County Elections Director: More Than 85% Of Mecklenburg Ballots Will Have Been Cast Before Election Day
More than half of registered voters in North Carolina have already cast their ballots as early voting wraps up Saturday. Absentee by-mail ballots are still coming in and the state can count them until Nov. 12 as long as they're postmarked by Election Day. Joining us as part of our weekly check-in is Mecklenburg County elections director Michael Dickerson.
Lisa Worf: Good morning, Mr. Dickerson.
Michael Dickerson: Good morning, Lisa.
Worf: These last couple days of early voting could be the busiest. At this point, how has early voting gone?

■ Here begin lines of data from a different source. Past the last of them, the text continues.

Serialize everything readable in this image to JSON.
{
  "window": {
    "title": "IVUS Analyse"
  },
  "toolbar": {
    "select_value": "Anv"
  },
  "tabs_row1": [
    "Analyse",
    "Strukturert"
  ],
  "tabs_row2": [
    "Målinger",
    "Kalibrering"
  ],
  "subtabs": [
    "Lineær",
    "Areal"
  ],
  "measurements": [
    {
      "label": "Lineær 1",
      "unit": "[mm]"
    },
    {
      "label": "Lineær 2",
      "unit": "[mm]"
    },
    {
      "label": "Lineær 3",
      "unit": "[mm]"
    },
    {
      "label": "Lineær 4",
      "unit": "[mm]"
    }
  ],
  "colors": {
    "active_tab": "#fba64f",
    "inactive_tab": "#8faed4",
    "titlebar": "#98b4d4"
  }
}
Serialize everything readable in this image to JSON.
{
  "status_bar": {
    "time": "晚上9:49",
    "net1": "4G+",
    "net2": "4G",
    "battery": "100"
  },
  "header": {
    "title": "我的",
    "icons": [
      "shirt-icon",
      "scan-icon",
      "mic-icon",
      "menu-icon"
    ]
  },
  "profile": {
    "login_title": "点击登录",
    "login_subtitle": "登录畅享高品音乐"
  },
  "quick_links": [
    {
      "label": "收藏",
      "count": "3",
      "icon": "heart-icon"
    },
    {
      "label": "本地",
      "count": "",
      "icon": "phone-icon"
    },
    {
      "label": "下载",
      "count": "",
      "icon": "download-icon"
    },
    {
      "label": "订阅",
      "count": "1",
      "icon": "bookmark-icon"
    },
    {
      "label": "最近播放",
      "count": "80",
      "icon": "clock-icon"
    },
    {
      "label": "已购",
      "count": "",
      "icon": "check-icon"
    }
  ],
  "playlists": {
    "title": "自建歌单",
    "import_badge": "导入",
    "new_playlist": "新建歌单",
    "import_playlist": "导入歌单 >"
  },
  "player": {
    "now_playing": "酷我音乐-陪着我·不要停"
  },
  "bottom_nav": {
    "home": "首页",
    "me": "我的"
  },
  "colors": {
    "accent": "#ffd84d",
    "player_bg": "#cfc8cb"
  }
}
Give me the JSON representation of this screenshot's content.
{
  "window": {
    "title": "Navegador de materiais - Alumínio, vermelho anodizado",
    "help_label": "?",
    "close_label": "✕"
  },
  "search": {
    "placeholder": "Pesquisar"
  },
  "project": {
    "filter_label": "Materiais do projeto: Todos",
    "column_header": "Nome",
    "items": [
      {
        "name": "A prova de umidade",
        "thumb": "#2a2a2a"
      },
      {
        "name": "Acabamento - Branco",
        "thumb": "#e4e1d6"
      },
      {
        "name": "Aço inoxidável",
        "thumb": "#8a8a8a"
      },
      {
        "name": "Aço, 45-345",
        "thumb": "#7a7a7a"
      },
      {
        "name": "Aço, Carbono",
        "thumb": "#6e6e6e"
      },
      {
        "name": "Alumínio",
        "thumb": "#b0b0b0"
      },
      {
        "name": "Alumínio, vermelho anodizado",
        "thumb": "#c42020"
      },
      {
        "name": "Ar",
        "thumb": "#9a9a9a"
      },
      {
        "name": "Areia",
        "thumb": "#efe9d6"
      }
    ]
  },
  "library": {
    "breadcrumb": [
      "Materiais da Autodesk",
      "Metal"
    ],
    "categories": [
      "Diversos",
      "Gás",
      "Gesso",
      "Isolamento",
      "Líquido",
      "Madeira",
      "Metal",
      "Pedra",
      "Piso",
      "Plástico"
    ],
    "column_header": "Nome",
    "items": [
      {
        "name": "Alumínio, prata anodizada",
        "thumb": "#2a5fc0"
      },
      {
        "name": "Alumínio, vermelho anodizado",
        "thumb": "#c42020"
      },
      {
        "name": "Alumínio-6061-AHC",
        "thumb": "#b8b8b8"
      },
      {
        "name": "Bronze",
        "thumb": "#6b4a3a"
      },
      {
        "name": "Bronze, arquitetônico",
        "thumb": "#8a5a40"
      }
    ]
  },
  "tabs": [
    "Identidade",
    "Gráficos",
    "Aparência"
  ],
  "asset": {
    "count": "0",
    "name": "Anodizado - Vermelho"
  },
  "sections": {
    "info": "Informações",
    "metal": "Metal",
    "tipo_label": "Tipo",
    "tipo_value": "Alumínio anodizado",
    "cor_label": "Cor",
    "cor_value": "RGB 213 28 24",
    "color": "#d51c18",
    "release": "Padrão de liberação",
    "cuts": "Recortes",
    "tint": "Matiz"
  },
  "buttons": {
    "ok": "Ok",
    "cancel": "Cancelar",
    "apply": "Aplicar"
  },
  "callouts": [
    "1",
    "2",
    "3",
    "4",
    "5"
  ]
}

Dickerson: Early voting's gone extremely well. We've already surpassed what we did four years ago, which would have been our high-water mark for early voting. Absentee by-mail has been the one that has just taken off. We're anticipating about five times what we did four years ago.
Worf: So by the time early voting wraps up, with absentee by-mail voting, how many votes are you looking at compared to total votes in previous years?
Dickerson: I think our high-water mark four years ago was 475,000 voters. Period. Early voting, Election Day, absentee by-mail. This year, we should have that in absentee by-mail and early voting before we even start Election Day. So we're looking at Election Day being a smaller day as far as people going out to vote, but we still expect a good number. You're looking at a 70% turnout ...
Worf: And that's high even in presidential years?
Dickerson: Correct. That would be a little bit higher. I think we were 68% four years ago. But if you look at a 70%, we do higher numbers for planning purposes, you're still talking about 550,000 voters.
So that gives you about a 60-70,000 number that's going to show up on Election Day itself. So we should be able to manage that well at the 195 different voting locations throughout the county.
Worf: So then what are you expecting as far as lines at polling places on Election Day?
Dickerson: We shouldn't have anything too bad.
Worf: Now, there have been concerns about voter intimidation. WFAE spoke with election directors in 10 counties in the region, and so far they haven't received any major complaints from voters or seen any voter intimidation at sites. But what about Election Day? Is that a different animal?
Dickerson: I have not heard of anything here. And Election Day we'll monitor and maintain the peace and good order at every precinct to make sure they all stay open and unobstructed. That is the goal of every chief judge. And if we need to, we can call upon our friends in law enforcement and they can come out and make sure the peace and good order is maintained.
Worf: So you're expecting more of the same then on Election Day? Quiet?
Dickerson: Exactly. Especially considering that so many people have now already voted.
Worf: How's it going processing absentee ballots?
Dickerson: It's going great. Meetings are long. But that's OK. We're getting them all done. It's much better to have long meetings weekly than it is to have a meeting trying to do it all on Election Day, itself. So, I'm grateful for the board and the state's processes here so that Election Day, we can make it easier for everybody.
Worf: And you had to send out around 1,000 new ballots because of a lack of witness signatures on them. How many of those are you getting back?
Dickerson: Not all 1,000 had the witness signature missing. That was everything that needed cured. I've at least received, oh, I'd say at least a few hundred back already that had been processed through the certification letter affidavit or a spoiled/new ballot that was sent out in regards to the witness signature.
It's hard to tell, too, because some of them may have decided to go vote in-person early.
Worf: How long do you think it's going to take to tally all the votes on Election Day?
Dickerson: Good question. The vast majority of those votes will have been tallied already. The absentee by-mail, we've been processing through. The process for tallying absentee by-mail is just downloading a thumb drive. And then the process for counting the votes for early voting is the same thing.
Worf: So if anything, the higher amount of early voting in person and absentee by-mail could speed up the process?
Dickerson: That's what I look for.
Worf: It certainly doesn't sound like it's going to slow it down.
Dickerson: No, not here in North Carolina. I am hoping this will speed up the process. So, I fully suspect that by the time we walk out on Election Night, 99.9% of your results are reported here from Mecklenburg County.
Worf: That's Mecklenburg County elections director Michael Dickerson. Thanks, Mr. Dickerson.
Dickerson: You're quite welcome. Thanks for having me.
Tell us about your voting experience. Did it go smoothly? Were there any problems? How were the lines? Did you feel safe? If so, why or why not?